Sure seems that way in Weehawken.
"It is an absolute joy for them," said Isabel McGinley, a first grade teacher at Weehawken's Webster School. "They count down the days before Halloween. They start thinking about Halloween weeks in advance. It's not just a one-day event for them. It's really a big deal."
And it's more than just getting free candy. That's only a portion of the Halloween hysteria.
"Getting the right costume is a key," said Rachel Jackson, who has two school age children in Weehawken. "You can spend hours and hours just getting the right costume. It wasn't that way when I was a kid. You threw on some clothes and went out the door. Now, these kids want all the latest trends in costumes."
So to get everyone in the Halloween spirit, Webster School had a Halloween parade before classes began last Wednesday. The students were able to prance and dance through the school courtyard, so that their parents could take pictures and enjoy.
Then, thanks to the school's Parent-Teacher Participation Association, there was a special celebration inside the school's gymnasium when they entered the school.

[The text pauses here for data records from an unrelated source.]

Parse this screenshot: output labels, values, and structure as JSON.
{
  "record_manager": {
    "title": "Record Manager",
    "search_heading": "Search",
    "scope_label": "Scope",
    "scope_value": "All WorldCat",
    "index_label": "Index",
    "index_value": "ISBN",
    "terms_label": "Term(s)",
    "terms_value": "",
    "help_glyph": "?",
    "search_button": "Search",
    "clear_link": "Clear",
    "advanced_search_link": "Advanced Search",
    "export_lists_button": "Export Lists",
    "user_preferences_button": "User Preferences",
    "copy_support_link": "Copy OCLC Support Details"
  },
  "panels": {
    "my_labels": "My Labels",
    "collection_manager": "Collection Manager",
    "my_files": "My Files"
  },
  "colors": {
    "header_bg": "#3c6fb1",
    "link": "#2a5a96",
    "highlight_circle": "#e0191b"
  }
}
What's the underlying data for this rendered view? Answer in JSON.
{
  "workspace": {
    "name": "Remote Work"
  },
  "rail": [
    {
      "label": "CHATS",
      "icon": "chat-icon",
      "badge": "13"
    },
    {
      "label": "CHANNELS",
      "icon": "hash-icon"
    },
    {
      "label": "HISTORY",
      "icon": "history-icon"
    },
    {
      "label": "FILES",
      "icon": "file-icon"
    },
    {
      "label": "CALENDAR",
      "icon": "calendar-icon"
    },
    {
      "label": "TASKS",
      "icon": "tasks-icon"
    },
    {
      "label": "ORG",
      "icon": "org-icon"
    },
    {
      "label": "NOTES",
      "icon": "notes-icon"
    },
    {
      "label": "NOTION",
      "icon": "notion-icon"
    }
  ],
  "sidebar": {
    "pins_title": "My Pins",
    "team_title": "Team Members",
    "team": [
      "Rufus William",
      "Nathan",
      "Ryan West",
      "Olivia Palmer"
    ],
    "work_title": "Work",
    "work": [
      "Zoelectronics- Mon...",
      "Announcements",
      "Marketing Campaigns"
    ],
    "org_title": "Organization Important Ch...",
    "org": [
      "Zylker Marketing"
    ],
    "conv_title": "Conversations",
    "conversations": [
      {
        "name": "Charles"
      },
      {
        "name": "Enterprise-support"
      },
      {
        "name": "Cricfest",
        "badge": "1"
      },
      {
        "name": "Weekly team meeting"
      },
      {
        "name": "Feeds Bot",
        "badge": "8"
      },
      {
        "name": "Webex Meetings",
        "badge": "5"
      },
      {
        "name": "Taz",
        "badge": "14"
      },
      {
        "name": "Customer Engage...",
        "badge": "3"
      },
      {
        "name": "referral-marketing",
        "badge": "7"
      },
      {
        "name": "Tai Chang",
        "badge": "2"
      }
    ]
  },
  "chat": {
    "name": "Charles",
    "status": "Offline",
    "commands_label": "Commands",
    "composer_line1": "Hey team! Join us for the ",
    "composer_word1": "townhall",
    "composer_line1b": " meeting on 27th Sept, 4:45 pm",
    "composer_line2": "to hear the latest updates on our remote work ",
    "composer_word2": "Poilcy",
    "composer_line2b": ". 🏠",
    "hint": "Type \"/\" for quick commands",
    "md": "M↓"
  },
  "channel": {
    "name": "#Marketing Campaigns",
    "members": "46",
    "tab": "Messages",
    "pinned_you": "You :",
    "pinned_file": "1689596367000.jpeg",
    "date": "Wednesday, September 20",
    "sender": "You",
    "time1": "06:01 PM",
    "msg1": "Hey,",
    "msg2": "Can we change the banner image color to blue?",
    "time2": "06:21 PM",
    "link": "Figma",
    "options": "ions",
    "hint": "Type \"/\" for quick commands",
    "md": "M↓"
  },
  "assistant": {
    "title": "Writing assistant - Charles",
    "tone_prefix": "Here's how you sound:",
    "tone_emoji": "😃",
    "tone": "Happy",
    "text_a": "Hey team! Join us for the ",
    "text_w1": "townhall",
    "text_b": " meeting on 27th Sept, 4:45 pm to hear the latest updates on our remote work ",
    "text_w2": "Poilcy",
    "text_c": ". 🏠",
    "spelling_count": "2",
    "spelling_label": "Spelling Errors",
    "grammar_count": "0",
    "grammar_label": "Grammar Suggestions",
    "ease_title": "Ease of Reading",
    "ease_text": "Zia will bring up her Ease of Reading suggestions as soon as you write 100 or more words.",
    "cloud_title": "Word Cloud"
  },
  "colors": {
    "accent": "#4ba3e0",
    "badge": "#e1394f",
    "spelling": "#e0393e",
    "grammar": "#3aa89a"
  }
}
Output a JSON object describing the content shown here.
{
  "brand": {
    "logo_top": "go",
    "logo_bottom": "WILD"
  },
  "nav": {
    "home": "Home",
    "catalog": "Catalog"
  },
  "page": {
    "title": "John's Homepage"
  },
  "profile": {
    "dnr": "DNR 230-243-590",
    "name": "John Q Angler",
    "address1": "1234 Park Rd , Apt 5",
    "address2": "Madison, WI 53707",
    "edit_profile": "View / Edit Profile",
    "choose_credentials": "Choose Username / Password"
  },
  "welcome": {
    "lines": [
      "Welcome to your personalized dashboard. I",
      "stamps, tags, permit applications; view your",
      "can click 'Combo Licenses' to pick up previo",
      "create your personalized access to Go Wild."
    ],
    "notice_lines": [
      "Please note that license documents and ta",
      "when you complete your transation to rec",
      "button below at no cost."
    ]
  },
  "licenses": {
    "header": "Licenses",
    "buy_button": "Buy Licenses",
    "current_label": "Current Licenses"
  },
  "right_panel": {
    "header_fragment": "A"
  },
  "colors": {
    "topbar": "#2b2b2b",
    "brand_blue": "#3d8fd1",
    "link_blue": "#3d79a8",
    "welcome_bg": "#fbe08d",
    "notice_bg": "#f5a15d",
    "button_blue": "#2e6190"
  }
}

There was Halloween music, like the "Monster Mash" and the Addams Family theme that the students sang, under the guidance of music teacher Piero Romano.
There was a Halloween show put on by some of the parents and friends, like professional performers Charles Walters and Veronica Perez, which certainly entertained the youngsters. The local Girl Scout Troop read Halloween stories to the little ones.

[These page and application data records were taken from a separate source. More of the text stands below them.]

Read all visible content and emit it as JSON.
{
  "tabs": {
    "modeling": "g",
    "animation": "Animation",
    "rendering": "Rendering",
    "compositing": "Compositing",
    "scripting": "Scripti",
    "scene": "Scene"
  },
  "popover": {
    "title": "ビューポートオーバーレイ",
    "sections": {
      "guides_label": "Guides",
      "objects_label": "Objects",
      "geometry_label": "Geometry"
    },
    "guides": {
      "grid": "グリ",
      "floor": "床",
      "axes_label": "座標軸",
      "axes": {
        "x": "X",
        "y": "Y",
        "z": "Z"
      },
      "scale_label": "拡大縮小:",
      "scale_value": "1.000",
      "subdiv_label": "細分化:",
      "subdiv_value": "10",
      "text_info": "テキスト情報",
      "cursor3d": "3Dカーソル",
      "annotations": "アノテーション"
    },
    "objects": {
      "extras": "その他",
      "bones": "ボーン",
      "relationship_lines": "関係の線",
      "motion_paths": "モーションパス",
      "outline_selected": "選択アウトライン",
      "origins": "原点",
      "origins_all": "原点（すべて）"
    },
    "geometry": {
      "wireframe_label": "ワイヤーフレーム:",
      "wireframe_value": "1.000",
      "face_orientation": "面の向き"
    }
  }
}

"It was really fun for us to see the children dressed up and getting excited," Webster School Principal Anthony Colasurdo said.
The teachers also dressed in costumes. McGinley was dressed as a clown, complete with giant shoes and red nose.
"Some of the parents didn't even recognize me," McGinley said. "I think everyone had a lot of fun. I know the kids had a great time. We can't just let them eat candy all day. There had to be something more."
Colasurdo had plans to dress like a convict, complete with striped shirt and pants, but the costume he purchased didn't fit. So he just threw on a wig and pretended to be Bob Marley.
"Incredibly, at least three of the kids knew who Bob Marley was," Colasurdo said. "I was impressed."
All of the children received their own pumpkin, courtesy of Shop-Rite in the Columbia Park shopping center in North Bergen, who donated more than 400 pumpkins for the children. An additional 15 decorated pumpkins were raffled off to the children.
Geraldine Mills, the president of the Webster PTPA, was happy to be able to coordinate the event.
"Halloween only comes once a year, so we have to make it special for the children," Mills said. "It's the start of their happy season, with Halloween, then Thanksgiving, then Christmas. We were absolutely excited to be able to put the program together. It's all about the children."
Mills credited the efforts of parent Jackie Moran for also helping to put the day together.
"There were monsters and super heroes," Colasurdo said. "The kids all had a great day being someone else in class."
"They were jumping up and down," McGinley said. "I really think they love showing off."
Jim Hague can be reached via e-mail at either OGSMAR@aol.com or email@example.com